Ansible Import_Playbook

When we think about Ansible, we often picture its power to automate the configuration management, application deployment, and other DevOps tasks.

However, when automating tasks, we might encounter such instances where we need to reuse specific parts of a single or even multiple playbooks. Hence, instead of copying and pasting the sections between playbooks, splitting the complex playbooks into smaller, more manageable pieces that we can import as required can be essential.

This is where the Ansible import_playbook directive comes into play.

The import_playbook directive allows us to load and execute another playbook within a playbook which lets us structure and modularize the Ansible projects for easier maintenance and readability.

In this tutorial, we will explore the workings of the import_playbook directive to learn how to break and reuse the other playbook sections within our current playbook.


To follow along, ensure that you have the following:

  • Basic understanding of Ansible and how to write basic playbooks
  • Installed Ansible on your local machine or control node
  • One or more target machines to run the tasks on

How the Import_Playbook Directive Works

The import_playbook is not technically an Ansible module but a directive. This means that we use it at the top level of a playbook, not inside a task or play.

The following demonstrates the basic syntax of the import_playbook directive:

- import_playbook: <playbook_filename.yml>

Let us explore some basic examples on how to work with this directive.

Example 1:

Let us start by defining two playbooks that install a web server and another that installs a database server.

The first playbook is the “webserver.yaml” file as defined in the following:

- hosts: web
    - name: Install httpd
        name: httpd
        state: present

The second playbook is the “database.yaml” file as defined in the following:

- hosts: database
    - name: Install mariadb
        name: mariadb-server
        state: present

Once these playbooks are defined, we can learn how to import and reuse them as necessary.

Example 2: Basic Usage

To use the webserver and database playbooks, we can use the “import_playbook” directive with the path to the playbook that we wish to import as follows:

- import_playbook: web.yml
- import_playbook: database.yml

If we run the “main.yml” playbook, it execues both the “webserver.yaml” and “database.yaml” sequentially.

Conditional Playbook Import

Suppose we have two environments: development and production.

We can use different playbooks for each environment and conditionally import them based on a variable as demonstrated in the following example:


- hosts: dev
    - debug:
        msg: "Deploying to Development Environment"


- hosts: prod
    - debug:
        msg: "Deploying to Production Environment"

Finally, to conditionally use them, we can import them as shown in the “main.yaml” file as follows:

- name: Check Environment
  hosts: localhost
    - name: Set environment fact
        env: "{{ env_variable }}"
- import_playbook: dev.yml
  when: env == "development"
- import_playbook: prod.yml
  when: env == "production"

We can now run the playbook that specifies the environment as shown in the following command:

$ ansible-playbook main.yml -e env_variable=development

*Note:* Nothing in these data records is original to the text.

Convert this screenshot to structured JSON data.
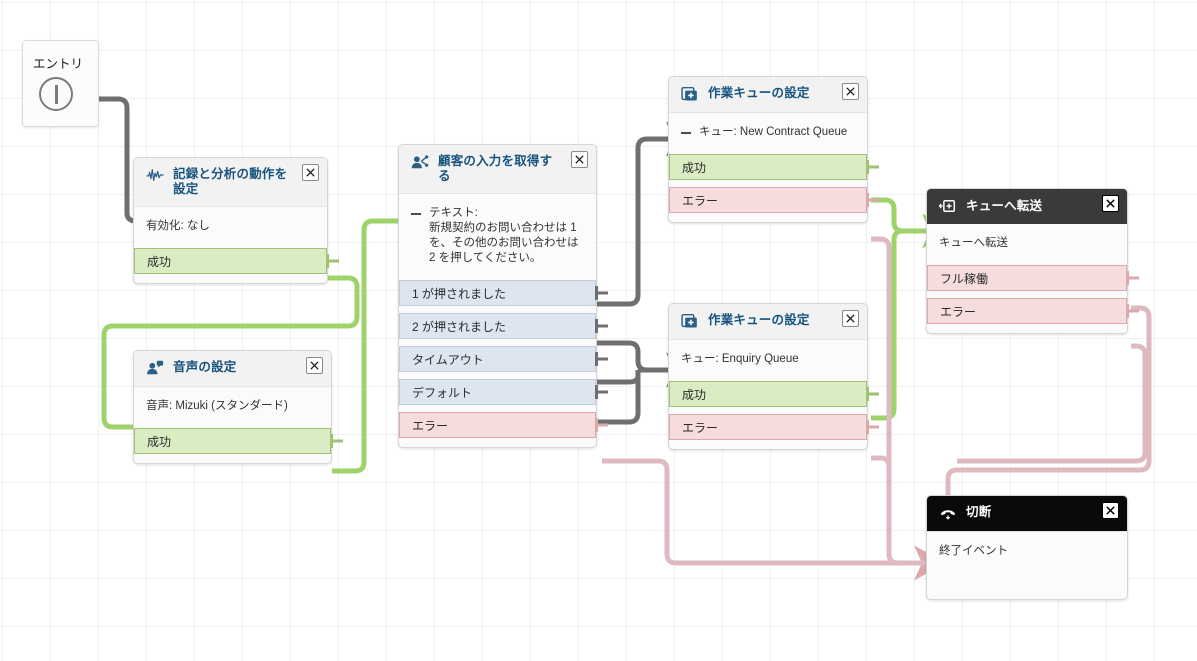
{
  "canvas": {
    "entry": {
      "label": "エントリ",
      "icon": "entry-circle-icon"
    },
    "colors": {
      "success_fill": "#d9ecc2",
      "success_border": "#9ec26f",
      "error_fill": "#f6dcdc",
      "error_border": "#dba8ac",
      "neutral_fill": "#dde5f0",
      "neutral_border": "#c2ccda",
      "title_blue": "#16537e",
      "wire_gray": "#6f6f6f",
      "wire_green": "#9ed36a",
      "wire_pink": "#debac0",
      "header_dark": "#3a3a3a",
      "header_black": "#0a0a0a"
    },
    "nodes": [
      {
        "id": "set-logging",
        "title": "記録と分析の動作を設定",
        "icon": "waveform-icon",
        "close_label": "×",
        "body": [
          {
            "has_minus": false,
            "text": "有効化: なし"
          }
        ],
        "ports": [
          {
            "label": "成功",
            "kind": "ok"
          }
        ]
      },
      {
        "id": "set-voice",
        "title": "音声の設定",
        "icon": "voice-person-icon",
        "close_label": "×",
        "body": [
          {
            "has_minus": false,
            "text": "音声: Mizuki (スタンダード)"
          }
        ],
        "ports": [
          {
            "label": "成功",
            "kind": "ok"
          }
        ]
      },
      {
        "id": "get-customer-input",
        "title": "顧客の入力を取得する",
        "icon": "customer-input-icon",
        "close_label": "×",
        "body": [
          {
            "has_minus": true,
            "text": "テキスト:\n新規契約のお問い合わせは 1 を、その他のお問い合わせは 2 を押してください。"
          }
        ],
        "ports": [
          {
            "label": "1 が押されました",
            "kind": "neutral"
          },
          {
            "label": "2 が押されました",
            "kind": "neutral"
          },
          {
            "label": "タイムアウト",
            "kind": "neutral"
          },
          {
            "label": "デフォルト",
            "kind": "neutral"
          },
          {
            "label": "エラー",
            "kind": "err"
          }
        ]
      },
      {
        "id": "set-working-queue-new-contract",
        "title": "作業キューの設定",
        "icon": "queue-add-icon",
        "close_label": "×",
        "body": [
          {
            "has_minus": true,
            "text": "キュー: New Contract Queue"
          }
        ],
        "ports": [
          {
            "label": "成功",
            "kind": "ok"
          },
          {
            "label": "エラー",
            "kind": "err"
          }
        ]
      },
      {
        "id": "set-working-queue-enquiry",
        "title": "作業キューの設定",
        "icon": "queue-add-icon",
        "close_label": "×",
        "body": [
          {
            "has_minus": false,
            "text": "キュー: Enquiry Queue"
          }
        ],
        "ports": [
          {
            "label": "成功",
            "kind": "ok"
          },
          {
            "label": "エラー",
            "kind": "err"
          }
        ]
      },
      {
        "id": "transfer-to-queue",
        "title": "キューへ転送",
        "icon": "transfer-queue-icon",
        "close_label": "×",
        "body": [
          {
            "has_minus": false,
            "text": "キューへ転送"
          }
        ],
        "ports": [
          {
            "label": "フル稼働",
            "kind": "err"
          },
          {
            "label": "エラー",
            "kind": "err"
          }
        ]
      },
      {
        "id": "disconnect",
        "title": "切断",
        "icon": "hangup-phone-icon",
        "close_label": "×",
        "body": [
          {
            "has_minus": false,
            "text": "終了イベント"
          }
        ],
        "ports": []
      }
    ]
  }
}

Import Playbook from the Collection

We can also import a playbook from a given collection as shown in the following example:

- name: Include a playbook from a collection
  ansible.builtin.import_playbook: namespace.collection.playbook_name

There you have it!

When to Use the Import_Playbook

Although the import_playbook is very useful, there are some situations in which it’s most applicable. For example:

  • Modularization – Break an extensive playbook into smaller logical pieces to improve readability and maintenance.
  • Reusability – Use a standard set of tasks or plays across multiple projects without duplicating the code.
  • Conditional Execution – Run specific playbooks based on conditions.

NOTE: The import_playbook and include_tasks are different things that carry out different actions. The import_playbook is useful when importing the entire playbooks, while the include_tasks is for task files within a play.


The import_playbook directive is a powerful tool for structuring and organizing the Ansible playbooks. As shown in this tutorial, you can use it to ensure that your automation is modular, maintainable, and efficient.

About the author

John Otieno

My name is John and am a fellow geek like you. I am passionate about all things computers from Hardware, Operating systems to Programming. My dream is to share my knowledge with the world and help out fellow geeks. Follow my content by subscribing to LinuxHint mailing list